SUPPLIED DATA →
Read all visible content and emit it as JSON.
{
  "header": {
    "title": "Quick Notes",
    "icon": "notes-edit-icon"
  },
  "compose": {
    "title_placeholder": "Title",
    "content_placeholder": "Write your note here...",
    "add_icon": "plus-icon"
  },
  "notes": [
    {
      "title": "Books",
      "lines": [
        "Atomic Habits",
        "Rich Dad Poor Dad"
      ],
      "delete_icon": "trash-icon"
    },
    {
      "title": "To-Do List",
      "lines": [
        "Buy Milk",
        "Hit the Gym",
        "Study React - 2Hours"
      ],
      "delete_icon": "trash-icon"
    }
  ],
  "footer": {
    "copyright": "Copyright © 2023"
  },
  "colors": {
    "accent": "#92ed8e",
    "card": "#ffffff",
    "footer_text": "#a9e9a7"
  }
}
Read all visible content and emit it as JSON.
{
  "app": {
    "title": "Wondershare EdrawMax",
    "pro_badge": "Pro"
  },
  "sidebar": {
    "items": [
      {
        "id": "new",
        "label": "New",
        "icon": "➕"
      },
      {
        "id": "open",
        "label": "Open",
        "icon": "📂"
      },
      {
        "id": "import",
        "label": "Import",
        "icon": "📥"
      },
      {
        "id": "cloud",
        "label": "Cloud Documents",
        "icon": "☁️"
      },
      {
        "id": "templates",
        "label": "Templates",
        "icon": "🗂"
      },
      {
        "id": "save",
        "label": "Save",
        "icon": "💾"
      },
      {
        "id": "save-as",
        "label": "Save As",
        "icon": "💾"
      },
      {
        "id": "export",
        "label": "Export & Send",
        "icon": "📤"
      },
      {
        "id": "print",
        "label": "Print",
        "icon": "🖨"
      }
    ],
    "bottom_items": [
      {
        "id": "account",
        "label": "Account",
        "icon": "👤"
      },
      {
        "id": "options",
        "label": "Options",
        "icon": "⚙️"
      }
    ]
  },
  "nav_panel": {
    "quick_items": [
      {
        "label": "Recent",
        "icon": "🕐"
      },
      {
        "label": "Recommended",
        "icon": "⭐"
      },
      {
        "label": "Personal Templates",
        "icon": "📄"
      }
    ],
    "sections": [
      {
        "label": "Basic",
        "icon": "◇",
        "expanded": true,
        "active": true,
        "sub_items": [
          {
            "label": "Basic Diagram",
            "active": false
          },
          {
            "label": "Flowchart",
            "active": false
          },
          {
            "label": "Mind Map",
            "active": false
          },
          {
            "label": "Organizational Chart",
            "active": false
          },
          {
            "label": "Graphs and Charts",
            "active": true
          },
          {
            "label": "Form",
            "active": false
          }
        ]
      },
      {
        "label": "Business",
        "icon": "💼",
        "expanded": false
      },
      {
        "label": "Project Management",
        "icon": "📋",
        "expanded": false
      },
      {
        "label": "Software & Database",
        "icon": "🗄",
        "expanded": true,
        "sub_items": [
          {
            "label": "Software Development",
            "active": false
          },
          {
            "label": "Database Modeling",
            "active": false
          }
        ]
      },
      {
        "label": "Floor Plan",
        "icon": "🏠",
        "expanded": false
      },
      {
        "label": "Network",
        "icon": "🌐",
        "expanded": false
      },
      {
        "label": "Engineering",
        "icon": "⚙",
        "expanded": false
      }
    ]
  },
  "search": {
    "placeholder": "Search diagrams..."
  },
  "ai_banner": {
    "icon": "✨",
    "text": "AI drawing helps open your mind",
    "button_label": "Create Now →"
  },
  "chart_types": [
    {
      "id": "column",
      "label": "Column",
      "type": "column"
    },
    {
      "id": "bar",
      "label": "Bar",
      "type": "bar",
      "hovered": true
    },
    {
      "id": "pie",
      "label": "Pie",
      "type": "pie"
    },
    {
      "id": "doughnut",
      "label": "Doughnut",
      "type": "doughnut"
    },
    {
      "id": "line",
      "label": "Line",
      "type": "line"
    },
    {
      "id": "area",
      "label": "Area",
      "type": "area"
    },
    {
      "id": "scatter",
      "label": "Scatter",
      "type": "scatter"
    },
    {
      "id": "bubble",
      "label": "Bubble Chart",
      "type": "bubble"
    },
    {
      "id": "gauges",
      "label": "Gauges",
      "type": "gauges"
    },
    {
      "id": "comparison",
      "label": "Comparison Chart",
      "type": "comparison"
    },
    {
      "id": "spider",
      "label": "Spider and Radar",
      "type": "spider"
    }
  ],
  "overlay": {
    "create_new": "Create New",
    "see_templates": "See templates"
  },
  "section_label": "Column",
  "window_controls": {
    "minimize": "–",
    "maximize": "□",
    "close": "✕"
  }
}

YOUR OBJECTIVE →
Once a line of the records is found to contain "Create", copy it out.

RESPONSE BOX →
    "button_label": "Create Now →"
    "create_new": "Create New",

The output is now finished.